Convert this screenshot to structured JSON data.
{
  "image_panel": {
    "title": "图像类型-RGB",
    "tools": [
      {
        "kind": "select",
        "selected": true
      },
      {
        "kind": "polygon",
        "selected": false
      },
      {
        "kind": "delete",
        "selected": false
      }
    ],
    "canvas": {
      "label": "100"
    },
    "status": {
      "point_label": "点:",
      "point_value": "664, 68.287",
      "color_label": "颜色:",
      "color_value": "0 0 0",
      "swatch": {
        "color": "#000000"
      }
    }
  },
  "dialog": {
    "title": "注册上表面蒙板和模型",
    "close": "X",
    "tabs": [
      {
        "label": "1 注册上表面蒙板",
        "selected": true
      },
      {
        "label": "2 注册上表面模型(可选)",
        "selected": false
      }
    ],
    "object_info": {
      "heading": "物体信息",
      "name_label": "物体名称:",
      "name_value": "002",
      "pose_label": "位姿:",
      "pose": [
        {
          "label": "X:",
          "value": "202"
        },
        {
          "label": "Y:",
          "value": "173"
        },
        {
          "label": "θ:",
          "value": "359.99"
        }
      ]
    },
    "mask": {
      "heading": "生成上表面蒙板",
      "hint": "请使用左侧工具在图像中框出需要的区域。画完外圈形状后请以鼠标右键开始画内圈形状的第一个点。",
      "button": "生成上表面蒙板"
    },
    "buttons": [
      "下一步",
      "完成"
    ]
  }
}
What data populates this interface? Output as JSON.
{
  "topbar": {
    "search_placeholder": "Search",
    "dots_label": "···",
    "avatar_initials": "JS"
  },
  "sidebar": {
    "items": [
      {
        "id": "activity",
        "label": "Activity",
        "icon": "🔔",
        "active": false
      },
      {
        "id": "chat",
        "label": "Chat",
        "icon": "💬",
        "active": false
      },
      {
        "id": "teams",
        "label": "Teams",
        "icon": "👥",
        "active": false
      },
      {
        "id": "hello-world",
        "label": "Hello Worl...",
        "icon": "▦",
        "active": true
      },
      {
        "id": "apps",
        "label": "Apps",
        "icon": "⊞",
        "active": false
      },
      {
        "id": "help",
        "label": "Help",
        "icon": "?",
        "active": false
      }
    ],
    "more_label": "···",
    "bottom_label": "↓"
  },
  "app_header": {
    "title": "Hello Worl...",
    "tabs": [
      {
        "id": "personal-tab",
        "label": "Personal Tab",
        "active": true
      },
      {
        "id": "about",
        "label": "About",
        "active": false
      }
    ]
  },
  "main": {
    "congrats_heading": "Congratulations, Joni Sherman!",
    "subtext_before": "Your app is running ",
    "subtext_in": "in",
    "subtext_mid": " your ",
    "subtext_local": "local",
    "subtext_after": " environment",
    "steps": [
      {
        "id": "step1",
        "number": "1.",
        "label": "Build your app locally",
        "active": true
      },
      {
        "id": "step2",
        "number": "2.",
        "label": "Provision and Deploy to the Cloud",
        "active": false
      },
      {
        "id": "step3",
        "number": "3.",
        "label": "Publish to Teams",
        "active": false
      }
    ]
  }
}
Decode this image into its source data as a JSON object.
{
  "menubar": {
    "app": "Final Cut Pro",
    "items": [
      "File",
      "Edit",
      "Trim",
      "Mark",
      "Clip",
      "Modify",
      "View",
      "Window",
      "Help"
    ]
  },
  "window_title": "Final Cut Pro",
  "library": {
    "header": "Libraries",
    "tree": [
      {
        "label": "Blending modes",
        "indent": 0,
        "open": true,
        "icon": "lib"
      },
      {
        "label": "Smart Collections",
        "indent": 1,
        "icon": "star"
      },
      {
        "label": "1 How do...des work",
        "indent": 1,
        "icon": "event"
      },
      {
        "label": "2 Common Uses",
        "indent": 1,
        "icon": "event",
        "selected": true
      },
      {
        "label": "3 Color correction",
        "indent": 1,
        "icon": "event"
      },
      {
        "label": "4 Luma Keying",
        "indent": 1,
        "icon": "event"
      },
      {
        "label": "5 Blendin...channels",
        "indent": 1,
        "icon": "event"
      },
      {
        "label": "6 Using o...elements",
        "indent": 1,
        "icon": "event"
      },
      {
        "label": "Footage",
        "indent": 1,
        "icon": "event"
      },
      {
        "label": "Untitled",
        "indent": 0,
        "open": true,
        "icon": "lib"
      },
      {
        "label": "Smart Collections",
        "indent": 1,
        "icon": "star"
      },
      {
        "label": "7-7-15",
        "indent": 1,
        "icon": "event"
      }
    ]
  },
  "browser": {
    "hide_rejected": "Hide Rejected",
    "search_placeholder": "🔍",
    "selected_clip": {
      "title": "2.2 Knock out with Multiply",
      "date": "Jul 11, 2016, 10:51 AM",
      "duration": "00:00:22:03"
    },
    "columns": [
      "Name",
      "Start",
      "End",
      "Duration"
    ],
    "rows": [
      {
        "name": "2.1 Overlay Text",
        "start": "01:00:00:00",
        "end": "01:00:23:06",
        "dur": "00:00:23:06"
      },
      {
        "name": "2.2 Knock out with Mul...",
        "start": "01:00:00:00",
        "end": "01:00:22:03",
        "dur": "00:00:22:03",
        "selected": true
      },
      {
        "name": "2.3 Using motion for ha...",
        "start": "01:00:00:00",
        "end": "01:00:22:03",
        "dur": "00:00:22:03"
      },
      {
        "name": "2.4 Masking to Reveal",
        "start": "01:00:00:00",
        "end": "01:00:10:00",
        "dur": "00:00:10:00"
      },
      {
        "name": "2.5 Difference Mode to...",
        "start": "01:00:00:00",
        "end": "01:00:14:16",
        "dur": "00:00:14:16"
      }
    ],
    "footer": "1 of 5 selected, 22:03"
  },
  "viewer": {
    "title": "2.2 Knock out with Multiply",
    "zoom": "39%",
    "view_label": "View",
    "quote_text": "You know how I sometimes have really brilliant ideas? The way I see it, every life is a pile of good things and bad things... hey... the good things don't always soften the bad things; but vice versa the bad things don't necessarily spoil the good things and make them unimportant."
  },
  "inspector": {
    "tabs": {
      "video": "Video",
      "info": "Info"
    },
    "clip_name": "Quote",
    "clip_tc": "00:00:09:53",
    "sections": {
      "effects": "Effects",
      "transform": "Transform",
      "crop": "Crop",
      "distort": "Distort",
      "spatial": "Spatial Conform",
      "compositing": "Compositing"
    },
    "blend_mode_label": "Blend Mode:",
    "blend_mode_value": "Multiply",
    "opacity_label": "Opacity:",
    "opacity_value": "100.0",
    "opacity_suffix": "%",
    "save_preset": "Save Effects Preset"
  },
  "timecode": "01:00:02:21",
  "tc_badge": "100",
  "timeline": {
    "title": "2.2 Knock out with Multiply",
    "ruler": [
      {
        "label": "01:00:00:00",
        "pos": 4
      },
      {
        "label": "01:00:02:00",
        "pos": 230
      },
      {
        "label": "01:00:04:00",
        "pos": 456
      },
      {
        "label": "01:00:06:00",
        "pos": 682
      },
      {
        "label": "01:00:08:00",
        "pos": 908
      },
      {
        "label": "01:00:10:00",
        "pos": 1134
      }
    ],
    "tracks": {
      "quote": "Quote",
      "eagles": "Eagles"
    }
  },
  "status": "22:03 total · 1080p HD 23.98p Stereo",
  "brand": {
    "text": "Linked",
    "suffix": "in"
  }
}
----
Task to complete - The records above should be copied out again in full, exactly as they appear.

Output of the task -
Convert this screenshot to structured JSON data.
{
  "image_panel": {
    "title": "图像类型-RGB",
    "tools": [
      {
        "kind": "select",
        "selected": true
      },
      {
        "kind": "polygon",
        "selected": false
      },
      {
        "kind": "delete",
        "selected": false
      }
    ],
    "canvas": {
      "label": "100"
    },
    "status": {
      "point_label": "点:",
      "point_value": "664, 68.287",
      "color_label": "颜色:",
      "color_value": "0 0 0",
      "swatch": {
        "color": "#000000"
      }
    }
  },
  "dialog": {
    "title": "注册上表面蒙板和模型",
    "close": "X",
    "tabs": [
      {
        "label": "1 注册上表面蒙板",
        "selected": true
      },
      {
        "label": "2 注册上表面模型(可选)",
        "selected": false
      }
    ],
    "object_info": {
      "heading": "物体信息",
      "name_label": "物体名称:",
      "name_value": "002",
      "pose_label": "位姿:",
      "pose": [
        {
          "label": "X:",
          "value": "202"
        },
        {
          "label": "Y:",
          "value": "173"
        },
        {
          "label": "θ:",
          "value": "359.99"
        }
      ]
    },
    "mask": {
      "heading": "生成上表面蒙板",
      "hint": "请使用左侧工具在图像中框出需要的区域。画完外圈形状后请以鼠标右键开始画内圈形状的第一个点。",
      "button": "生成上表面蒙板"
    },
    "buttons": [
      "下一步",
      "完成"
    ]
  }
}
What data populates this interface? Output as JSON.
{
  "topbar": {
    "search_placeholder": "Search",
    "dots_label": "···",
    "avatar_initials": "JS"
  },
  "sidebar": {
    "items": [
      {
        "id": "activity",
        "label": "Activity",
        "icon": "🔔",
        "active": false
      },
      {
        "id": "chat",
        "label": "Chat",
        "icon": "💬",
        "active": false
      },
      {
        "id": "teams",
        "label": "Teams",
        "icon": "👥",
        "active": false
      },
      {
        "id": "hello-world",
        "label": "Hello Worl...",
        "icon": "▦",
        "active": true
      },
      {
        "id": "apps",
        "label": "Apps",
        "icon": "⊞",
        "active": false
      },
      {
        "id": "help",
        "label": "Help",
        "icon": "?",
        "active": false
      }
    ],
    "more_label": "···",
    "bottom_label": "↓"
  },
  "app_header": {
    "title": "Hello Worl...",
    "tabs": [
      {
        "id": "personal-tab",
        "label": "Personal Tab",
        "active": true
      },
      {
        "id": "about",
        "label": "About",
        "active": false
      }
    ]
  },
  "main": {
    "congrats_heading": "Congratulations, Joni Sherman!",
    "subtext_before": "Your app is running ",
    "subtext_in": "in",
    "subtext_mid": " your ",
    "subtext_local": "local",
    "subtext_after": " environment",
    "steps": [
      {
        "id": "step1",
        "number": "1.",
        "label": "Build your app locally",
        "active": true
      },
      {
        "id": "step2",
        "number": "2.",
        "label": "Provision and Deploy to the Cloud",
        "active": false
      },
      {
        "id": "step3",
        "number": "3.",
        "label": "Publish to Teams",
        "active": false
      }
    ]
  }
}
Decode this image into its source data as a JSON object.
{
  "menubar": {
    "app": "Final Cut Pro",
    "items": [
      "File",
      "Edit",
      "Trim",
      "Mark",
      "Clip",
      "Modify",
      "View",
      "Window",
      "Help"
    ]
  },
  "window_title": "Final Cut Pro",
  "library": {
    "header": "Libraries",
    "tree": [
      {
        "label": "Blending modes",
        "indent": 0,
        "open": true,
        "icon": "lib"
      },
      {
        "label": "Smart Collections",
        "indent": 1,
        "icon": "star"
      },
      {
        "label": "1 How do...des work",
        "indent": 1,
        "icon": "event"
      },
      {
        "label": "2 Common Uses",
        "indent": 1,
        "icon": "event",
        "selected": true
      },
      {
        "label": "3 Color correction",
        "indent": 1,
        "icon": "event"
      },
      {
        "label": "4 Luma Keying",
        "indent": 1,
        "icon": "event"
      },
      {
        "label": "5 Blendin...channels",
        "indent": 1,
        "icon": "event"
      },
      {
        "label": "6 Using o...elements",
        "indent": 1,
        "icon": "event"
      },
      {
        "label": "Footage",
        "indent": 1,
        "icon": "event"
      },
      {
        "label": "Untitled",
        "indent": 0,
        "open": true,
        "icon": "lib"
      },
      {
        "label": "Smart Collections",
        "indent": 1,
        "icon": "star"
      },
      {
        "label": "7-7-15",
        "indent": 1,
        "icon": "event"
      }
    ]
  },
  "browser": {
    "hide_rejected": "Hide Rejected",
    "search_placeholder": "🔍",
    "selected_clip": {
      "title": "2.2 Knock out with Multiply",
      "date": "Jul 11, 2016, 10:51 AM",
      "duration": "00:00:22:03"
    },
    "columns": [
      "Name",
      "Start",
      "End",
      "Duration"
    ],
    "rows": [
      {
        "name": "2.1 Overlay Text",
        "start": "01:00:00:00",
        "end": "01:00:23:06",
        "dur": "00:00:23:06"
      },
      {
        "name": "2.2 Knock out with Mul...",
        "start": "01:00:00:00",
        "end": "01:00:22:03",
        "dur": "00:00:22:03",
        "selected": true
      },
      {
        "name": "2.3 Using motion for ha...",
        "start": "01:00:00:00",
        "end": "01:00:22:03",
        "dur": "00:00:22:03"
      },
      {
        "name": "2.4 Masking to Reveal",
        "start": "01:00:00:00",
        "end": "01:00:10:00",
        "dur": "00:00:10:00"
      },
      {
        "name": "2.5 Difference Mode to...",
        "start": "01:00:00:00",
        "end": "01:00:14:16",
        "dur": "00:00:14:16"
      }
    ],
    "footer": "1 of 5 selected, 22:03"
  },
  "viewer": {
    "title": "2.2 Knock out with Multiply",
    "zoom": "39%",
    "view_label": "View",
    "quote_text": "You know how I sometimes have really brilliant ideas? The way I see it, every life is a pile of good things and bad things... hey... the good things don't always soften the bad things; but vice versa the bad things don't necessarily spoil the good things and make them unimportant."
  },
  "inspector": {
    "tabs": {
      "video": "Video",
      "info": "Info"
    },
    "clip_name": "Quote",
    "clip_tc": "00:00:09:53",
    "sections": {
      "effects": "Effects",
      "transform": "Transform",
      "crop": "Crop",
      "distort": "Distort",
      "spatial": "Spatial Conform",
      "compositing": "Compositing"
    },
    "blend_mode_label": "Blend Mode:",
    "blend_mode_value": "Multiply",
    "opacity_label": "Opacity:",
    "opacity_value": "100.0",
    "opacity_suffix": "%",
    "save_preset": "Save Effects Preset"
  },
  "timecode": "01:00:02:21",
  "tc_badge": "100",
  "timeline": {
    "title": "2.2 Knock out with Multiply",
    "ruler": [
      {
        "label": "01:00:00:00",
        "pos": 4
      },
      {
        "label": "01:00:02:00",
        "pos": 230
      },
      {
        "label": "01:00:04:00",
        "pos": 456
      },
      {
        "label": "01:00:06:00",
        "pos": 682
      },
      {
        "label": "01:00:08:00",
        "pos": 908
      },
      {
        "label": "01:00:10:00",
        "pos": 1134
      }
    ],
    "tracks": {
      "quote": "Quote",
      "eagles": "Eagles"
    }
  },
  "status": "22:03 total · 1080p HD 23.98p Stereo",
  "brand": {
    "text": "Linked",
    "suffix": "in"
  }
}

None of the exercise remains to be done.